- **SOURCE DATA**:
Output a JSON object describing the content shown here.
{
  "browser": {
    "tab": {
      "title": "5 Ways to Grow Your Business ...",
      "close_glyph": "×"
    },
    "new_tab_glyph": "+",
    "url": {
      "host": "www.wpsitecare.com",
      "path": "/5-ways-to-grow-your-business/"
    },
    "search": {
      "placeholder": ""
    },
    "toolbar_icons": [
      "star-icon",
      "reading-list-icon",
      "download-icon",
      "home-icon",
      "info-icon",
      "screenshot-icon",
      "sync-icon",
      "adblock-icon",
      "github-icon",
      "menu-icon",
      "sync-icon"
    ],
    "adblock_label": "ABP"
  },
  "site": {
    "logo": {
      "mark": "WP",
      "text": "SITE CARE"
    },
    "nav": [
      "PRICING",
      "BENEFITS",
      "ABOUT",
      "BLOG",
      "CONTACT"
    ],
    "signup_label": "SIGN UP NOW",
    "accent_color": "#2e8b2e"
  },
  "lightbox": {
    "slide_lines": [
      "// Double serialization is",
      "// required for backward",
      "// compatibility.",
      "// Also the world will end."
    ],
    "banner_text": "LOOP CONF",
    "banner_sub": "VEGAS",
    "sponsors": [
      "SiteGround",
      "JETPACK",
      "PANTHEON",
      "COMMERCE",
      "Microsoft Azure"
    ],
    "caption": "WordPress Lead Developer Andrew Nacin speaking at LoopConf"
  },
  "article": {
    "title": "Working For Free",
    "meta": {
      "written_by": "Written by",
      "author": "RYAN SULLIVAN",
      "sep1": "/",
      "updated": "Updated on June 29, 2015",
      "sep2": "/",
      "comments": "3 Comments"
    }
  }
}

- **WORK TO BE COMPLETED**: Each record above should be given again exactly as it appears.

- **RESPONSE TO THIS TASK**:
Output a JSON object describing the content shown here.
{
  "browser": {
    "tab": {
      "title": "5 Ways to Grow Your Business ...",
      "close_glyph": "×"
    },
    "new_tab_glyph": "+",
    "url": {
      "host": "www.wpsitecare.com",
      "path": "/5-ways-to-grow-your-business/"
    },
    "search": {
      "placeholder": ""
    },
    "toolbar_icons": [
      "star-icon",
      "reading-list-icon",
      "download-icon",
      "home-icon",
      "info-icon",
      "screenshot-icon",
      "sync-icon",
      "adblock-icon",
      "github-icon",
      "menu-icon",
      "sync-icon"
    ],
    "adblock_label": "ABP"
  },
  "site": {
    "logo": {
      "mark": "WP",
      "text": "SITE CARE"
    },
    "nav": [
      "PRICING",
      "BENEFITS",
      "ABOUT",
      "BLOG",
      "CONTACT"
    ],
    "signup_label": "SIGN UP NOW",
    "accent_color": "#2e8b2e"
  },
  "lightbox": {
    "slide_lines": [
      "// Double serialization is",
      "// required for backward",
      "// compatibility.",
      "// Also the world will end."
    ],
    "banner_text": "LOOP CONF",
    "banner_sub": "VEGAS",
    "sponsors": [
      "SiteGround",
      "JETPACK",
      "PANTHEON",
      "COMMERCE",
      "Microsoft Azure"
    ],
    "caption": "WordPress Lead Developer Andrew Nacin speaking at LoopConf"
  },
  "article": {
    "title": "Working For Free",
    "meta": {
      "written_by": "Written by",
      "author": "RYAN SULLIVAN",
      "sep1": "/",
      "updated": "Updated on June 29, 2015",
      "sep2": "/",
      "comments": "3 Comments"
    }
  }
}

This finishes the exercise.